While Australia has been battling to bring its vaccination rates up to scratch so NSW, Victoria and the ACT can finally come out of lockdown, Africa's largely unvaccinated population has been inadvertently incubating new strains of the disease. One of these, the Beta variant (aka 501.V2 or B.1.351) originally identified in South Africa last December, is alarmingly resistant to some vaccines.
Beta is now being detected in other parts of the world. It, like Delta, has been listed as a "variant of concern". Scientists warn two other African "variants of interest", B.1.525 and A.23.1, should be treated as "variants of concern" until proven otherwise.
This is why it is crucial the world listens to, and acts upon, Wednesday's call by WHO director-general Dr Tedros Adhanom Ghebreyesus for global vaccine equity.
Dr Tedros joined a group of global health leaders in reiterating that the worst pandemic in the last 100 years would not end "unless and until there is genuine global co-operation on vaccine supply and access".
"The longer vaccine inequity persists, the more the virus will keep circulating and changing, the longer the social and economic disruption will continue, and the higher the chances that more variants will emerge that render vaccines less effective," he said.
It is unacceptable that while more than 5.7 billion vaccine doses have been administered globally, only 2 per cent were in Africa - where just 3.2 per cent of the continent's 1.2 billion people have been fully dosed.
While some over-60s in the ACT, NSW and Victoria moan about not having a choice between Pfizer and AstraZeneca, millions in Africa are desperate for any vaccine at all.
Or, as the director of the Africa Centres for Disease Control and Prevention, Dr John Nkengasong, put it: "It was a great miracle to have these vaccines, now let this miracle be available to all mankind".

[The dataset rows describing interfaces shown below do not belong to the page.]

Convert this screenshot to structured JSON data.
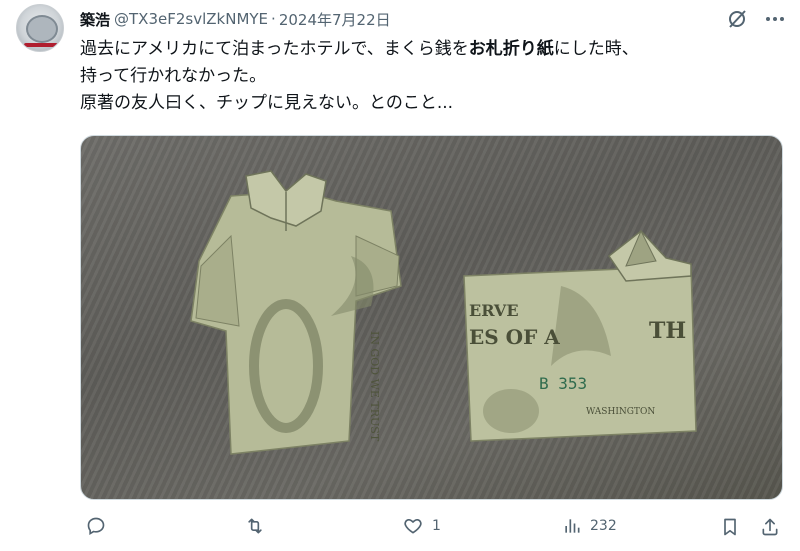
{
  "tweet": {
    "author_name": "築浩",
    "handle": "@TX3eF2svlZkNMYE",
    "separator": "·",
    "date": "2024年7月22日",
    "text": {
      "line1_a": "過去にアメリカにて泊まったホテルで、まくら銭を",
      "line1_bold": "お札折り紙",
      "line1_b": "にした時、",
      "line2": "持って行かれなかった。",
      "line3": "原著の友人曰く、チップに見えない。とのこと..."
    }
  },
  "photo": {
    "bill_text": {
      "in_god_we_trust": "IN GOD WE TRUST",
      "serial": "B 353",
      "washington": "WASHINGTON",
      "the": "TH",
      "states_of_a": "ES OF A",
      "serve": "ERVE"
    }
  },
  "actions": {
    "reply_count": "",
    "retweet_count": "",
    "like_count": "1",
    "views_count": "232"
  },
  "icons": {
    "grok": "grok-slash-icon",
    "more": "more-dots-icon",
    "reply": "reply-icon",
    "retweet": "retweet-icon",
    "like": "heart-icon",
    "views": "views-bar-icon",
    "bookmark": "bookmark-icon",
    "share": "share-icon"
  },
  "colors": {
    "text_primary": "#0f1419",
    "text_secondary": "#536471",
    "bill_green": "#b9bf9a"
  }
}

The WHO has called upon vaccine manufacturers to prioritise deliveries to COVAX and the African Vaccine Acquisition Task Team, rather than continuing to favour the high-income countries that have tied up global supply for much of this year.
It also wants countries that have already achieved high coverage levels to swap their near-term vaccine deliveries with COVAX and AVAT. Australia, which is expected to be in this fortunate position early in 2022, has already benefited from such swap arrangements.
To "pay it forward" by lending a helping hand to unvaccinated billions would not only be the moral thing to do, it would also help prevent the emergence of new and deadlier variants. It is in our own self-interest and would make Australia safer in the long run.
Many Australians will be waiting with great interest to see which way this increasingly pragmatic and election-focused government jumps on this important question when it arises next year.
Our journalists work hard to provide local, up-to-date news to the community. This is how you can continue to access our trusted content: